- ABOUT THIS EXERCISE
Pull every line containing the word "YYYY" out of the material below.

- RECORDS FOR PROCESSING
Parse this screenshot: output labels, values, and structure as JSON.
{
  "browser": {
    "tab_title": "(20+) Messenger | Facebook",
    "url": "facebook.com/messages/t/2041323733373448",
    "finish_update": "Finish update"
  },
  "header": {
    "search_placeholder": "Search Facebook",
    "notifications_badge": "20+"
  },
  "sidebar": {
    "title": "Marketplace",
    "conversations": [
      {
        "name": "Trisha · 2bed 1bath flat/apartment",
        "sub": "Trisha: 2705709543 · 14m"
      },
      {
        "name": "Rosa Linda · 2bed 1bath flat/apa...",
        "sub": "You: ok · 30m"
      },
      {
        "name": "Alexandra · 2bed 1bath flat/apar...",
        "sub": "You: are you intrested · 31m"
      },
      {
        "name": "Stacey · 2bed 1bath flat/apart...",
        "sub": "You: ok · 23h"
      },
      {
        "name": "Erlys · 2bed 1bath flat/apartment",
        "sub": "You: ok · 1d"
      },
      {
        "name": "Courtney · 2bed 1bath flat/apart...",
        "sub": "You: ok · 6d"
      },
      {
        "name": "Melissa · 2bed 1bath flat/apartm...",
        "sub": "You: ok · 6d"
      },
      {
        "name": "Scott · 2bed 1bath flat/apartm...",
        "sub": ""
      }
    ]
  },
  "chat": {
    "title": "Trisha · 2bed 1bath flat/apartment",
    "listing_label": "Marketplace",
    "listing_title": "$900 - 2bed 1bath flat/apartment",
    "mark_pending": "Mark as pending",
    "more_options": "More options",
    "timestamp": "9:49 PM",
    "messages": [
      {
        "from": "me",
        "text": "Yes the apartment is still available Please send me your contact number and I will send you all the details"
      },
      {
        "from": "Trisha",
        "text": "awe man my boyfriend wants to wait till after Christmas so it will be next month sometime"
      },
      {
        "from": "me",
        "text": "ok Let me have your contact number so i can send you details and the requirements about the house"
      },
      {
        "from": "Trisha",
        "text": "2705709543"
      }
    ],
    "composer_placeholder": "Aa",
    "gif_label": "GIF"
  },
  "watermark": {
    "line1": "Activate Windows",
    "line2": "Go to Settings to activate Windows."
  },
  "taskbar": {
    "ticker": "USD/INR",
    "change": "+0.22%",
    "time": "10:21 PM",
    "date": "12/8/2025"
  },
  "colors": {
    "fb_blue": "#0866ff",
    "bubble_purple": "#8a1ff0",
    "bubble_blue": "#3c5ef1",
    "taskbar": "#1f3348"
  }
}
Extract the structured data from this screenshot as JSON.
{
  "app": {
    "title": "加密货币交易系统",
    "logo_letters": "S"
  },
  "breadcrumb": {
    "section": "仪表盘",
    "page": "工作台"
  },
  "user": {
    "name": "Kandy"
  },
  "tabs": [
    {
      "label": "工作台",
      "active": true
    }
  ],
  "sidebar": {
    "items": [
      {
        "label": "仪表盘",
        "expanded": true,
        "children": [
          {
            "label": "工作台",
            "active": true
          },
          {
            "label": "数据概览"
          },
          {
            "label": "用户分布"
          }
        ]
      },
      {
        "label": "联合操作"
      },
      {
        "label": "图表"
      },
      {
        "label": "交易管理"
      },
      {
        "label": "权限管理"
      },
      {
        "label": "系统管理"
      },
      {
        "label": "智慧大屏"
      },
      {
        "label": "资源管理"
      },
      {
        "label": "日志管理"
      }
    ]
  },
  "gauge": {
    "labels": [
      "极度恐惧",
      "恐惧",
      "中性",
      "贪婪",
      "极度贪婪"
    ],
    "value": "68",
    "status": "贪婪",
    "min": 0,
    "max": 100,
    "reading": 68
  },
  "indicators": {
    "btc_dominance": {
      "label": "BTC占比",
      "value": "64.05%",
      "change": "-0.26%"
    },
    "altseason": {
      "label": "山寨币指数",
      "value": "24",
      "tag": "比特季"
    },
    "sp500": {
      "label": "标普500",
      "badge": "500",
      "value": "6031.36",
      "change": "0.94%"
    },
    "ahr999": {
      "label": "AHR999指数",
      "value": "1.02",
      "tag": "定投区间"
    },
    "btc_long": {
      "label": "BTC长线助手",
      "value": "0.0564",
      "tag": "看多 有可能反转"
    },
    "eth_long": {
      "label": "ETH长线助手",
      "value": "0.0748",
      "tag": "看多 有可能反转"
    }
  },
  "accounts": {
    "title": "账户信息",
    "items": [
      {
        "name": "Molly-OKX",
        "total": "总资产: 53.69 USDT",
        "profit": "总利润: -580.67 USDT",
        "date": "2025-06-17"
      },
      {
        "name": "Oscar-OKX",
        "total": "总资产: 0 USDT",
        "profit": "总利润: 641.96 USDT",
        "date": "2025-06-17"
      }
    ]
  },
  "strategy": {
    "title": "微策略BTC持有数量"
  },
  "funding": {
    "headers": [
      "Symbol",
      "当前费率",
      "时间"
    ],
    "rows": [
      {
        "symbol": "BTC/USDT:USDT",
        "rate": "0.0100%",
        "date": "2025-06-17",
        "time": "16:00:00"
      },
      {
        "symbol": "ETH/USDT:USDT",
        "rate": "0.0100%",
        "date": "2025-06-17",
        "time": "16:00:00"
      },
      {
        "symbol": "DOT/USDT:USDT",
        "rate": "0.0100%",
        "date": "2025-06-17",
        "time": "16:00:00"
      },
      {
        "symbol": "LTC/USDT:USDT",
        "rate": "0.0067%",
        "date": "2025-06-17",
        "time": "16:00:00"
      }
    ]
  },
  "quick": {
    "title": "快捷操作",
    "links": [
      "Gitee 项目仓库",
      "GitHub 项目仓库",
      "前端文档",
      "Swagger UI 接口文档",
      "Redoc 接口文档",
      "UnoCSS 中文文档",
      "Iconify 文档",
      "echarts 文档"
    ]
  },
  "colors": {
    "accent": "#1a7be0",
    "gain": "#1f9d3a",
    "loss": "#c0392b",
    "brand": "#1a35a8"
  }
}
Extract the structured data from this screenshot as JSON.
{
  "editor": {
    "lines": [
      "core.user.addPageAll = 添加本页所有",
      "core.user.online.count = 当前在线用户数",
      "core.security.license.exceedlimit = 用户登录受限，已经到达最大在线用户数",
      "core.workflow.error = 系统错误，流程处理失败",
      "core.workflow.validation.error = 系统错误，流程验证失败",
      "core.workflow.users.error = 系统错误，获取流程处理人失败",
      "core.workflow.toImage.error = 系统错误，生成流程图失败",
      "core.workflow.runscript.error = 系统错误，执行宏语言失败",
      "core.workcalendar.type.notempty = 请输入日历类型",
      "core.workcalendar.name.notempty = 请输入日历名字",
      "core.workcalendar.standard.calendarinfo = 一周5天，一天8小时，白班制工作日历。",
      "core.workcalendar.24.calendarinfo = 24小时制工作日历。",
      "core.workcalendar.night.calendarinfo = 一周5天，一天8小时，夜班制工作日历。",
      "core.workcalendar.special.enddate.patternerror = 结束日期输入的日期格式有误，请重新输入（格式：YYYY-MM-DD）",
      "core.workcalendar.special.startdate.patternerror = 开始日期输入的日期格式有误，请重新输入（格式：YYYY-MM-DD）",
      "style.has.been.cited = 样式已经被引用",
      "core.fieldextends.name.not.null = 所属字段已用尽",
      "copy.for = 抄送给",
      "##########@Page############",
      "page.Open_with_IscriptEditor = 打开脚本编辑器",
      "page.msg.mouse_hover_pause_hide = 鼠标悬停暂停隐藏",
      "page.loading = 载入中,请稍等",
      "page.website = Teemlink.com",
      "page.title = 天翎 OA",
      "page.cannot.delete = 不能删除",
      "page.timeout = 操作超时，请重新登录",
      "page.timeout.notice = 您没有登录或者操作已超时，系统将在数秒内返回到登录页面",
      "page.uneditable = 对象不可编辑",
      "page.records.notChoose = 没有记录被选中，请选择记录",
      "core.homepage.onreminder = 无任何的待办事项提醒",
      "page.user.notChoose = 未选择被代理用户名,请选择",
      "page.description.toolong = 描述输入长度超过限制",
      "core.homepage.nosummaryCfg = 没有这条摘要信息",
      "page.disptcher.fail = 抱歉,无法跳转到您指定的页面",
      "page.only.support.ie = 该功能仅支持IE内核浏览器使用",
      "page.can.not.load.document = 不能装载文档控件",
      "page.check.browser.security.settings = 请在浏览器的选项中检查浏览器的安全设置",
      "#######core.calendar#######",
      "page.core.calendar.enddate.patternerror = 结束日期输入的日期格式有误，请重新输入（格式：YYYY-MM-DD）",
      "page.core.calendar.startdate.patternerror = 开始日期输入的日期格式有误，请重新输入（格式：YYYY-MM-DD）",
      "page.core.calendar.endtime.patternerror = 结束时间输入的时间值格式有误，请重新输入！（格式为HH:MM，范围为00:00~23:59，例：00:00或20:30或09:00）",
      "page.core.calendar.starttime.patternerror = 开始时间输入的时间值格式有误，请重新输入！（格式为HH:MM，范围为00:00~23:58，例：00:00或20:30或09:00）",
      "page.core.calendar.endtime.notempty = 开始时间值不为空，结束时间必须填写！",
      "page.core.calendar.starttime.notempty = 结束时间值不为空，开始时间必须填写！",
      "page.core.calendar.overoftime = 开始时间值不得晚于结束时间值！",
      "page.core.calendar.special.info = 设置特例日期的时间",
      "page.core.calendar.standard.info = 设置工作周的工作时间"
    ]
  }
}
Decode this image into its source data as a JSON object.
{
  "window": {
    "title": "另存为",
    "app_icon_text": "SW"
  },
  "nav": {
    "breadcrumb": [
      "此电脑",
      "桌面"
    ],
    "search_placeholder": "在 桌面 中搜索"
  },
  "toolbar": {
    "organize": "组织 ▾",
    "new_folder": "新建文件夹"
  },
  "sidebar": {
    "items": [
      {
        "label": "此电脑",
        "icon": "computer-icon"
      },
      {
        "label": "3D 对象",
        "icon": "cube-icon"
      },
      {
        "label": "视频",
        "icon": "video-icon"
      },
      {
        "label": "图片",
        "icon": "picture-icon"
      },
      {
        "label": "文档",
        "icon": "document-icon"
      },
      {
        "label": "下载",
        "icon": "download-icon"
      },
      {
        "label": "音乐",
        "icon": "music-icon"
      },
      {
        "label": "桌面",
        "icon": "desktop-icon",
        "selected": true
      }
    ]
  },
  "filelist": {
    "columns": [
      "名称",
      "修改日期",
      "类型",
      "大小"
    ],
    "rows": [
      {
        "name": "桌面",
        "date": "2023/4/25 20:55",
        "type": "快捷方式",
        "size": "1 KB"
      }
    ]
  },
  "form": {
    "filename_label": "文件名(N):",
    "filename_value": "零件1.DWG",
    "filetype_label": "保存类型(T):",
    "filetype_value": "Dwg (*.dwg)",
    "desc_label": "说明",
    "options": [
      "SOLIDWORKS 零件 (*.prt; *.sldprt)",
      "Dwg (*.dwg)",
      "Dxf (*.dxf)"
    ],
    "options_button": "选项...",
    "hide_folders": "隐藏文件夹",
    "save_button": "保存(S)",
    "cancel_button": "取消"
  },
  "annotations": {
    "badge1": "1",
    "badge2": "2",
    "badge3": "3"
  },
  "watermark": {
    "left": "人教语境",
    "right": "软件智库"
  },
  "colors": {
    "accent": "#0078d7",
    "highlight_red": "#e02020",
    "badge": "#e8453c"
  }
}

- TASK OUTPUT
      "core.workcalendar.special.enddate.patternerror = 结束日期输入的日期格式有误，请重新输入（格式：YYYY-MM-DD）",
      "core.workcalendar.special.startdate.patternerror = 开始日期输入的日期格式有误，请重新输入（格式：YYYY-MM-DD）",
      "page.core.calendar.enddate.patternerror = 结束日期输入的日期格式有误，请重新输入（格式：YYYY-MM-DD）",
      "page.core.calendar.startdate.patternerror = 开始日期输入的日期格式有误，请重新输入（格式：YYYY-MM-DD）",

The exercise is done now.